A history of conservation politics in Madagascar
In this article, I argue that reconciling conservation and livelihoods in Madagascar requires an examination of the historical processes and political-economic systems through which the strong foreign influence on conservation has formed. I begin by documenting how a group of scientists and policy-makers came together in the 1970s and 1980s to mobilize global attention to the importance of protecting Madagascar’s flora and fauna. I illustrate how their influence materialized not only through formal political negotiations and bureaucratic practice but also via informal collaborations across multiple geographic and institutional sites. Then, I examine how the critical historical conjuncture of the mid-1980s—with its emphasis on biodiversity, sustainable development and neoliberalism—prompted a reconfiguration in power relations among public, private, and nonprofit actors. This reconfiguration provided the political-economic context for the transformation of a scientific campaign into a well-funded foreign aid agenda, encompassed in the Madagascar National Environmental Action Plan. I illustrate how, although numerous actors advocated for integrated conservation and development approaches throughout Madagascar’s environmental history, the political, scientific, and financial strength behind the international conservation lobby often overpowered the push for more comprehensive or integrated development approaches.

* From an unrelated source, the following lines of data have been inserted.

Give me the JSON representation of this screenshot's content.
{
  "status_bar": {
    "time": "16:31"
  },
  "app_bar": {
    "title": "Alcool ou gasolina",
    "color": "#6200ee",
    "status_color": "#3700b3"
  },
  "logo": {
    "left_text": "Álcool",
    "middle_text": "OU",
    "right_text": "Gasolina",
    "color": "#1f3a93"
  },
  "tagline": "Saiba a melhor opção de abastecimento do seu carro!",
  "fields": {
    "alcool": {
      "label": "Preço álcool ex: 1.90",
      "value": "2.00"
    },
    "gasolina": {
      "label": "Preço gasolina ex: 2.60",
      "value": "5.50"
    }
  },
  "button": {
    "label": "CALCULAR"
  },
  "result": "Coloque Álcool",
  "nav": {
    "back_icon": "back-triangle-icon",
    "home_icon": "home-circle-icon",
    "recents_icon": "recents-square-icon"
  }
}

Finally, I conclude by arguing that effective and equitable conservation in Madagascar will require transforming the power relations that have both created Madagascar’s environmental crisis and efforts to redress it.